How to Start a Sportsbook

A sportsbook is an establishment that accepts and pays off bets on sporting events at pre-set odds. Typically, it also lends credit to bettors. Depending on the jurisdiction, sportsbooks may be legally operated as stand-alone facilities or be found in conjunction with other types of gambling establishments such as casinos. Despite the proliferation of legalized sports betting, it can still be difficult for up-and-coming bookmakers to break into the business. This article from OddsMatrix outlines a few ways that new bookmakers can start a sportsbook and thrive in this competitive industry.

Getting started in the sportsbook business requires some time and money, but it’s possible to make good returns on your investment. The key is to follow certain principles, such as staying disciplined and studying statistics and trends. You should also keep track of your bets by using a standard spreadsheet to monitor your results. Additionally, it’s a good idea to stick to sports you are familiar with from a rules perspective. This way, you can avoid losing too much money.

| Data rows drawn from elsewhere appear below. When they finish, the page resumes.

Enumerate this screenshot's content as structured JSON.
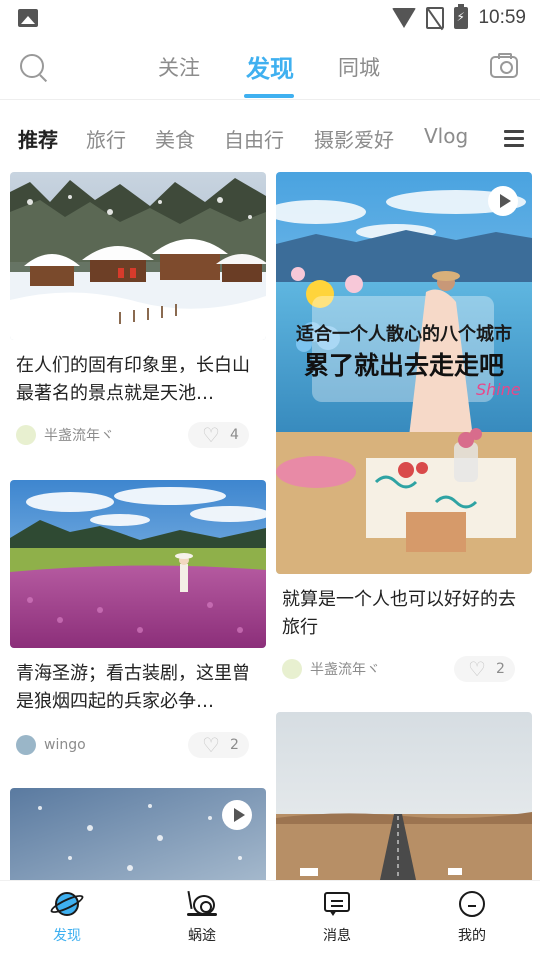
{
  "status_bar": {
    "time": "10:59"
  },
  "top_tabs": [
    {
      "label": "关注",
      "active": false
    },
    {
      "label": "发现",
      "active": true
    },
    {
      "label": "同城",
      "active": false
    }
  ],
  "categories": [
    {
      "label": "推荐",
      "active": true
    },
    {
      "label": "旅行",
      "active": false
    },
    {
      "label": "美食",
      "active": false
    },
    {
      "label": "自由行",
      "active": false
    },
    {
      "label": "摄影爱好",
      "active": false
    },
    {
      "label": "Vlog",
      "active": false
    }
  ],
  "feed": {
    "left": [
      {
        "title": "在人们的固有印象里，长白山最著名的景点就是天池…",
        "author": "半盏流年ヾ",
        "likes": "4",
        "image": "snowy-village",
        "is_video": false
      },
      {
        "title": "青海圣游；看古装剧，这里曾是狼烟四起的兵家必争…",
        "author": "wingo",
        "likes": "2",
        "image": "flower-field",
        "is_video": false
      },
      {
        "title": "",
        "author": "",
        "likes": "",
        "image": "snowy-blue",
        "is_video": true
      }
    ],
    "right": [
      {
        "title": "就算是一个人也可以好好的去旅行",
        "author": "半盏流年ヾ",
        "likes": "2",
        "image": "lakeside-picnic",
        "is_video": true,
        "overlay_line1": "适合一个人散心的八个城市",
        "overlay_line2": "累了就出去走走吧",
        "overlay_script": "Shine"
      },
      {
        "title": "",
        "author": "",
        "likes": "",
        "image": "desert-road",
        "is_video": false
      }
    ]
  },
  "bottom_nav": [
    {
      "label": "发现",
      "icon": "planet-icon",
      "active": true
    },
    {
      "label": "蜗途",
      "icon": "snail-icon",
      "active": false
    },
    {
      "label": "消息",
      "icon": "message-icon",
      "active": false
    },
    {
      "label": "我的",
      "icon": "profile-icon",
      "active": false
    }
  ],
  "colors": {
    "accent": "#3fb0f0",
    "text_primary": "#222222",
    "text_muted": "#8c8c8c"
  }
}
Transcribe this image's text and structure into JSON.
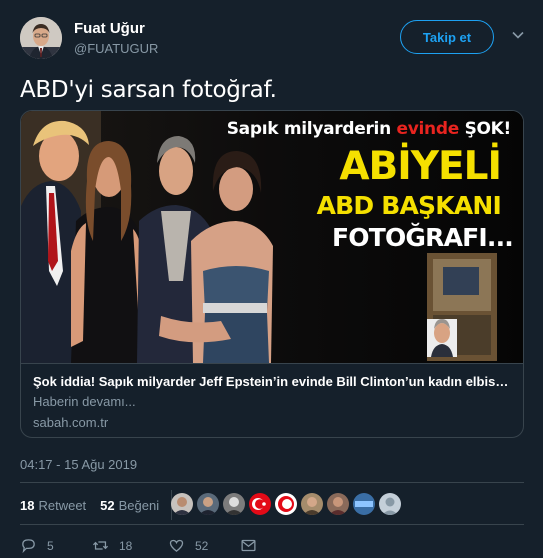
{
  "author": {
    "display_name": "Fuat Uğur",
    "handle": "@FUATUGUR"
  },
  "follow_button": "Takip et",
  "tweet_text": "ABD'yi sarsan fotoğraf.",
  "card": {
    "image": {
      "headline_prefix": "Sapık milyarderin ",
      "headline_highlight": "evinde",
      "headline_suffix": " ŞOK!",
      "big_line1": "ABİYELİ",
      "big_line2": "ABD BAŞKANI",
      "big_line3": "FOTOĞRAFI..."
    },
    "title": "Şok iddia! Sapık milyarder Jeff Epstein’in evinde Bill Clinton’un kadın elbisesi giydiği fotoğraf",
    "description": "Haberin devamı...",
    "domain": "sabah.com.tr"
  },
  "timestamp": "04:17 - 15 Ağu 2019",
  "stats": {
    "retweets_count": "18",
    "retweets_label": "Retweet",
    "likes_count": "52",
    "likes_label": "Beğeni"
  },
  "actions": {
    "reply_count": "5",
    "retweet_count": "18",
    "like_count": "52"
  },
  "colors": {
    "background": "#15202b",
    "accent": "#1da1f2",
    "muted_text": "#8899a6",
    "border": "#38444d",
    "headline_yellow": "#f5e000",
    "headline_red": "#e8241f"
  },
  "icons": [
    "caret-down-icon",
    "reply-icon",
    "retweet-icon",
    "like-icon",
    "message-icon"
  ]
}
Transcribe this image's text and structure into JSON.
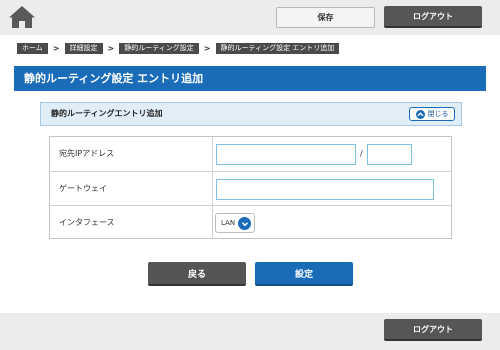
{
  "header": {
    "home_icon": "home-icon",
    "save_label": "保存",
    "logout_label": "ログアウト"
  },
  "breadcrumb": {
    "items": [
      "ホーム",
      "詳細設定",
      "静的ルーティング設定",
      "静的ルーティング設定 エントリ追加"
    ],
    "separator": ">"
  },
  "page": {
    "title": "静的ルーティング設定 エントリ追加"
  },
  "section": {
    "title": "静的ルーティングエントリ追加",
    "close_label": "閉じる"
  },
  "form": {
    "destination_label": "宛先IPアドレス",
    "ip_value": "",
    "mask_value": "",
    "mask_separator": "/",
    "gateway_label": "ゲートウェイ",
    "gateway_value": "",
    "interface_label": "インタフェース",
    "interface_selected": "LAN"
  },
  "actions": {
    "back_label": "戻る",
    "submit_label": "設定"
  },
  "footer": {
    "logout_label": "ログアウト"
  },
  "colors": {
    "accent": "#1a6cb9",
    "dark_button": "#565656",
    "bar_background": "#ececec",
    "input_border": "#7cc0e3",
    "section_background": "#e1eef8"
  }
}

The NFL is the most popular sport for betting, and this year’s Super Bowl saw a record US$180.2 billion bet on the game. It’s not surprising that the NFL is such a lucrative market, but it’s also important to be aware of the potential risks associated with football wagering. This is especially true for people who live in states where the game is illegal or don’t have access to legal sportsbooks.

There are several ways to bet on a sports event, but the most common is by placing a bet at a sportsbook. In Las Vegas, sportsbooks are known as sportsbooks, and the city is renowned for its massive gambling facilities. In addition to traditional sportsbooks, you can find online versions that offer betting on a variety of events. These sites allow you to place your bets from anywhere with an internet connection, and they also offer live streams of some events.

In order to calculate the odds for a specific bet, sportsbooks use a formula based on the probability of a certain outcome. They then compare that probability to the expected return to see how much they should charge for a bet. Sportsbooks may also adjust the odds on a given bet to encourage certain bettors or discourage others. This is called line movement and can be a major source of revenue for a sportsbook.

Sportsbooks also offer a range of different bets, including moneyline bets and point spreads. The former combines two or more outcomes on a single slip and is a popular bet type for those who want to maximize their winnings. However, it can be a risky bet since a single error in the picks will wipe out your entire bet. The latter is a more accurate way to bet, but it can be difficult to win if you don’t understand the betting system.

A sportsbook’s odds are set by a head oddsmaker, who uses a variety of sources, including computer algorithms and power rankings, to determine prices. They can be presented in a variety of ways, but the most common are American odds, which are based on a $100 bet and vary based on the amount of action on each side.